Weather and climate station is located in the low area of the dairy farm to monitor and capture rainfall. Keith Sides (L), NRCS engineer, Mark Hall, NRCS district conservationist and Seth Sowder, NRCS soil scientist set up the station in Bailey County.

The dairy is located up the hill from the weather station monitoring device. Rainfall run off is expected to carry nutrients away from the dairy to the weather station to be evaluated. NRCS will take annual soil tests to determine nutrient load.

Weather and climate station is located in the low area of the dairy farm to monitor and capture rainfall. Keith Sides (L), NRCS engineer, Mark Hall, NRCS district conservationist and Seth Sowder, NRCS soil scientist set up the station in Bailey County.
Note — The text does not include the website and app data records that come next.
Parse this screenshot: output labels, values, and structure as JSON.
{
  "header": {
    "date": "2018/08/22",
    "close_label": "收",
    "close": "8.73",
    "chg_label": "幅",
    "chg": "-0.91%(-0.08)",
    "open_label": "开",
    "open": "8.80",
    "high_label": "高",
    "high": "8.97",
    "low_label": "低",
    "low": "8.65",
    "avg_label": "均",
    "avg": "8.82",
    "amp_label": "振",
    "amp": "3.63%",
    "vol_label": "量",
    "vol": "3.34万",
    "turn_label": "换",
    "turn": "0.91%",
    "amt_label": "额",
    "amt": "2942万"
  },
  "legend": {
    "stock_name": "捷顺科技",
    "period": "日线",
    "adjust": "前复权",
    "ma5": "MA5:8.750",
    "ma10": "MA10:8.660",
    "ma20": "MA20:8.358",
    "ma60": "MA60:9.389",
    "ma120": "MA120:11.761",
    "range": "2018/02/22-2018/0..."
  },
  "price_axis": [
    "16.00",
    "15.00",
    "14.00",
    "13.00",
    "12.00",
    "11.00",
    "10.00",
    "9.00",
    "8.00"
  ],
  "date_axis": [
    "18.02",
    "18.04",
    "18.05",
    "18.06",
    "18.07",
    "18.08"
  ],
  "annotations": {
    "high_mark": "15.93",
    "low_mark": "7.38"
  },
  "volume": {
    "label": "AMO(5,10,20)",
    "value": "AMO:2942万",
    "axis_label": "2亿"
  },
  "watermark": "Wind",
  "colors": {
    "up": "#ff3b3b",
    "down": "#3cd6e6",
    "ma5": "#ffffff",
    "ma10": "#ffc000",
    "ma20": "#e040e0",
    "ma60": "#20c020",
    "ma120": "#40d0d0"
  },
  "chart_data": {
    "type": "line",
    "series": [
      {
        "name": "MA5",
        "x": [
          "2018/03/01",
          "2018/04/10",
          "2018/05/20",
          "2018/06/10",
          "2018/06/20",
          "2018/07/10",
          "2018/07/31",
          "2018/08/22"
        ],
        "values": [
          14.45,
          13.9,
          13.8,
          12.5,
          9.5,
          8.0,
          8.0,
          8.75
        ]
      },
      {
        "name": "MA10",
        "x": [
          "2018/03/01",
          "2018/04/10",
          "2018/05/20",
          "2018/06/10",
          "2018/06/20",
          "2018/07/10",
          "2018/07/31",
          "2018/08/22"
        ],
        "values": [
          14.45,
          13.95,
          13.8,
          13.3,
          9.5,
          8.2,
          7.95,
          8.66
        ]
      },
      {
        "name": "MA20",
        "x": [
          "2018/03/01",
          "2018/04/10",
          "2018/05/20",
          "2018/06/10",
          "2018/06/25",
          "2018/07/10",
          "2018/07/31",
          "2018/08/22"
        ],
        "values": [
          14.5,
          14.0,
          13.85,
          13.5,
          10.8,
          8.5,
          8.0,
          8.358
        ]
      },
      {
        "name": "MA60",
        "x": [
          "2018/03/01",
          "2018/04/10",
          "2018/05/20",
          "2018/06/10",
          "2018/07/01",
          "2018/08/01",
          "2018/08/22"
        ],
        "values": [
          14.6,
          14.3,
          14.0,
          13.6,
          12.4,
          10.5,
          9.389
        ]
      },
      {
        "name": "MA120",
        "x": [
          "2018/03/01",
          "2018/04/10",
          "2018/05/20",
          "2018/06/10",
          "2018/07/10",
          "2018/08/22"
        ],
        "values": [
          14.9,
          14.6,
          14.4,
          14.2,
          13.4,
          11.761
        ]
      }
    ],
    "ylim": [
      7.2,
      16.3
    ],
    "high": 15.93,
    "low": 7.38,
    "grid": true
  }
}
The dairy is located up the hill from the weather station monitoring device. Rainfall run off is expected to carry nutrients away from the dairy to the weather station to be evaluated. NRCS will take annual soil tests to determine nutrient load.

Soil Scientist Kelly Attebury took soil samples at the start of the project to determine baseline nutrient levels on the farm site. The weather station data logger will collect data for soil moisture, rainfall amounts, wind speed and direction, and standing water depth.

Soil Scientist Kelly Attebury took soil samples at the start of the project to determine baseline nutrient levels on the farm site.

The weather station data logger will collect data for soil moisture, rainfall amounts, wind speed and direction, and standing water depth.

The system is solar powered eliminating the need for batteries.  

The system is solar powered eliminating the need for batteries.